To be sure you don’t miss any of the free activities available to you and your families at your library, we encourage you to pick up a copy of the events calendar each month. There are three versions — kids, tweens/teens and adults.

Nonfiction

“Cravings: How I Conquered Food” by Judy Collins shares the music legend’s struggle with compulsive overeating and how she recovered. “Shrinking Violets” by Joe Moran explores shyness through the lives of famous shy people like Charles Darwin, Charles Schultz, Garrison Keillor and others. “If Our Bodies Could Talk” by Dr. James Hamblin is a guide to keeping your body working well in a world full of myths and misinformation. “Blue on Blue” by Charles Campisi details how NYPD’s Internal Affairs Bureau put bad cops behind bars.

Mysteries and thrillers

“A Divided Spy” by Charles Cumming is about a former Russian spy out for revenge. “Kill the Father” by Sandrone Dazieri is a thriller set in Rome. “Nest” by Terry Goodkind features a woman who can identify killers by looking into their eyes. “Racing the Devil” by Charles Todd is an Inspector Ian Rutledge mystery. “The Angels’ Share” by James Markert centers around a drifter’s grave that draws pilgrims to a small Kentucky town.

Other novels

“A Piece of the World” by Christina Baker Kline is a novel inspired by Andrew Wyeth’s celebrated painting, “Christina’s World.” “Humans, Bow Down” by James Patterson and Emily Raymond is a sci-fi story. “Running” by Cara Hoffman follows three outsiders working as runners (hustlers) in Athens.

Books to benefit our Humane Society

Proceeds from these books go to the Humane Society of Pagosa Springs and the Humane Society of the U.S.

“Letters” by Victoria Rose is an anthology of 105 spiritually inspired letters from women. Also by this same author are “Choices,” a novel; “An Eclectic Collection,” four short stories; and “Nefertiti,” a pulp fiction mystery.

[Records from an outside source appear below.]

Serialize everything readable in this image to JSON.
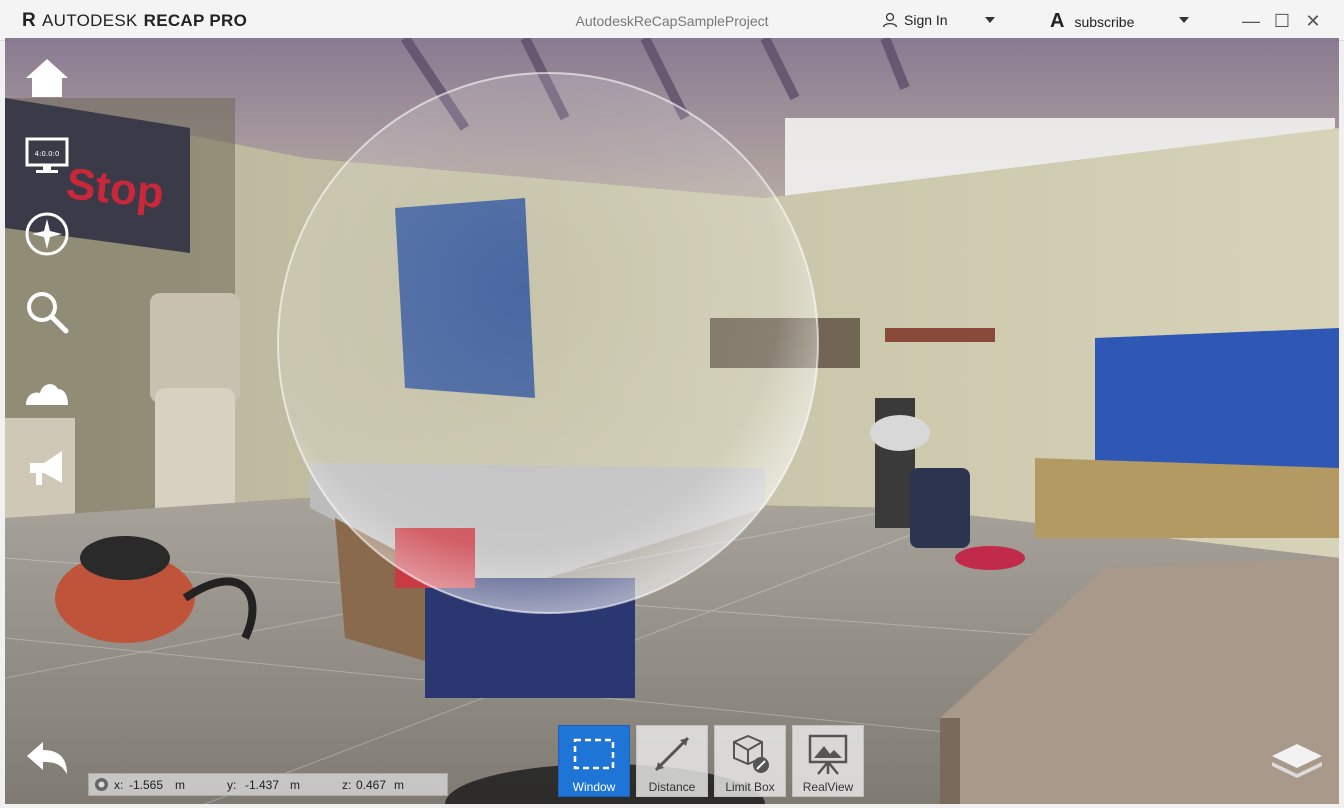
{
  "app": {
    "brand_logo": "R",
    "brand_name": "AUTODESK",
    "brand_product": "RECAP PRO",
    "project_title": "AutodeskReCapSampleProject"
  },
  "account": {
    "signin_label": "Sign In",
    "subscribe_label": "subscribe",
    "subscribe_logo": "A"
  },
  "window_controls": {
    "minimize": "—",
    "maximize": "☐",
    "close": "✕"
  },
  "left_nav": {
    "items": [
      {
        "name": "home-icon"
      },
      {
        "name": "display-icon",
        "label": "4:0.0:0"
      },
      {
        "name": "compass-icon"
      },
      {
        "name": "search-icon"
      },
      {
        "name": "cloud-icon"
      },
      {
        "name": "announcement-icon"
      }
    ]
  },
  "tools": [
    {
      "label": "Window",
      "active": true
    },
    {
      "label": "Distance",
      "active": false
    },
    {
      "label": "Limit Box",
      "active": false
    },
    {
      "label": "RealView",
      "active": false
    }
  ],
  "coords": {
    "x_label": "x:",
    "x_value": "-1.565",
    "x_unit": "m",
    "y_label": "y:",
    "y_value": "-1.437",
    "y_unit": "m",
    "z_label": "z:",
    "z_value": "0.467",
    "z_unit": "m"
  },
  "colors": {
    "accent": "#1f75d6",
    "titlebar": "#f4f4f4"
  }
}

Programmed Nooks

We have nine Nooks and three tablets programmed for your e-reading pleasure. The eight adult e-readers contain either fiction or nonfiction bestsellers. The four youth e-readers contain books for children, juniors and young adults.

Downloadable e-books

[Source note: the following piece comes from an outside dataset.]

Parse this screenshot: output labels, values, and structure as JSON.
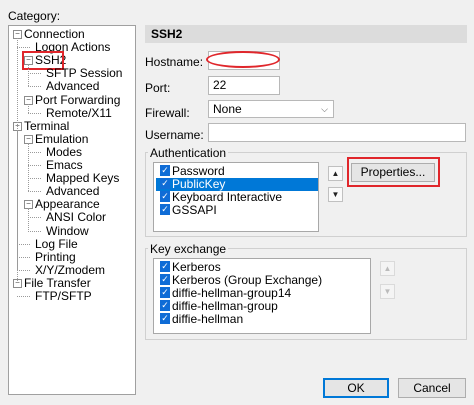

Current New York Times bestseller downloadable e-books are being added regularly to our 3M Cloud Library. Access these e-books by clicking on the 3M Cloud Library icon on the home page of our website. While there, browse through a multitude of other adult, juvenile and children’s books, both bestsellers and classics in many genres.

Downloadable films

For your viewing pleasure, we offer IndieFlix, a streaming movie service that gives you unlimited access to more than 7,500 award-winning and popular independent shorts, feature films and documentaries from more than 50 countries — on your device, PC or Mac, with no apps needed.

Access IndieFlix through the Downloadable Content icon on the library’s website. Use “Quick Pick,” the discovery tool that lets you sample movies like you would music.

Thanks to our donors

For books and materials this week, we thank Alicia Brodner, Bob and Carole Howard, Peter Locke and our anonymous donors.

Quotable quote

“I stopped believing in Santa Claus when I was 6. Mother took me to see him in a department store and he asked for my autograph.” — Shirley Temple (1928-2014), American actress, singer, dancer, businesswoman and diplomat.

Website

For more information on library books, services and programs — and to reserve books, e-books, CDs and DVDs from the comfort of your home — please visit our website at http://pagosa.colibraries.org/.

This story was posted on March 16, 2017.